Lance Enderle, a former Democratic candidate for Michigan’s 8th Congressional district, confirmed moments ago that he is leading the protest.
“We are planning to exercise our free speech rights in a non-violent way,” Enderle said. “We will take the Rotunda, and we are not leaving.” Read below the fold...
Submitted by LostClown on Tue, 03/15/2011 - 3:07pm
Submitted by LostClown on Tue, 03/15/2011 - 12:45am
A brief intro to this series. Since it is union time with all this attack on unions and it is women's history month, and I am a Wobbly, I thought I would take the time to highlight some very important women from the history of the Wobblies. Enjoy.
Read below the fold...
Submitted by LostClown on Mon, 03/14/2011 - 1:36am
Going from Madison, WI and being among tractors and 100's of thousands of protesters to Mt. Olive, IL and the graves of 100's of Union Miners and The Most Dangerous Woman in the World was a very humbling experience for this Industrial Worker of the World. If Mother Jones were alive today she would be in Madison and a general strike would be underway. This I firmly believe. Read below the fold...
Submitted by Lex on Mon, 03/07/2011 - 8:13pm
That's a quote from the blurb announcing that Family Farm Defenders is organizing a tractorcade into Madison this weekend. They're going to support their friends, family and neighbors. They're going because many of them work within co-ops and so understand the value of collective action. And they're going because their new Governor wants to gut the only kind of health care many of them can get/afford.

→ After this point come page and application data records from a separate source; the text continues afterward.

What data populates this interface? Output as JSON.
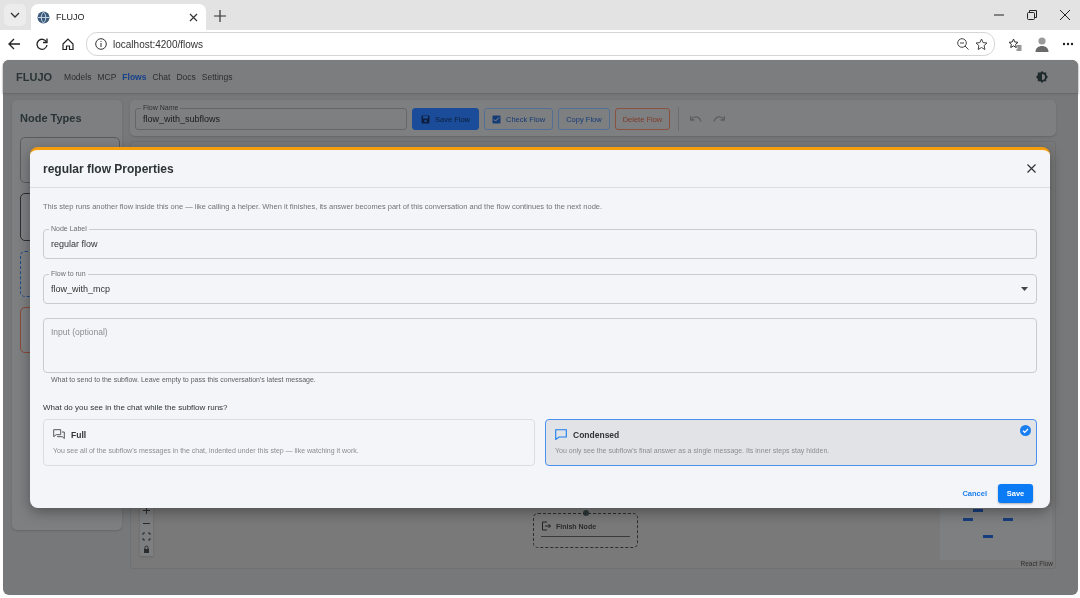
{
  "browser": {
    "tabs": [
      {
        "title": "FLUJO",
        "selected": true
      }
    ],
    "url": "localhost:4200/flows"
  },
  "app": {
    "brand": "FLUJO",
    "nav": [
      {
        "label": "Models",
        "selected": false
      },
      {
        "label": "MCP",
        "selected": false
      },
      {
        "label": "Flows",
        "selected": true
      },
      {
        "label": "Chat",
        "selected": false
      },
      {
        "label": "Docs",
        "selected": false
      },
      {
        "label": "Settings",
        "selected": false
      }
    ]
  },
  "sidebar": {
    "title": "Node Types",
    "cards": [
      {
        "kind": "plain"
      },
      {
        "kind": "dark"
      },
      {
        "kind": "dashed"
      },
      {
        "kind": "danger"
      }
    ]
  },
  "toolbar": {
    "flow_name": {
      "label": "Flow Name",
      "value": "flow_with_subflows"
    },
    "buttons": [
      {
        "label": "Save Flow",
        "kind": "primary"
      },
      {
        "label": "Check Flow",
        "kind": "check"
      },
      {
        "label": "Copy Flow",
        "kind": "outlined"
      },
      {
        "label": "Delete Flow",
        "kind": "danger"
      }
    ]
  },
  "canvas": {
    "nodes": [
      {
        "label": "Finish Node"
      }
    ],
    "attribution": "React Flow"
  },
  "dialog": {
    "title": "regular flow Properties",
    "description": "This step runs another flow inside this one — like calling a helper. When it finishes, its answer becomes part of this conversation and the flow continues to the next node.",
    "fields": [
      {
        "kind": "text",
        "label": "Node Label",
        "value": "regular flow"
      },
      {
        "kind": "select",
        "label": "Flow to run",
        "value": "flow_with_mcp"
      },
      {
        "kind": "textarea",
        "placeholder": "Input (optional)",
        "helper": "What to send to the subflow. Leave empty to pass this conversation's latest message."
      }
    ],
    "question": "What do you see in the chat while the subflow runs?",
    "options": [
      {
        "kind": "full",
        "title": "Full",
        "description": "You see all of the subflow's messages in the chat, indented under this step — like watching it work.",
        "selected": false
      },
      {
        "kind": "condensed",
        "title": "Condensed",
        "description": "You only see the subflow's final answer as a single message. Its inner steps stay hidden.",
        "selected": true
      }
    ],
    "actions": [
      {
        "label": "Cancel",
        "kind": "text"
      },
      {
        "label": "Save",
        "kind": "primary"
      }
    ]
  }
}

May Madison bask in solidarity and echo with the marble-in-a-coffee-can sound of compression ignition. Read below the fold...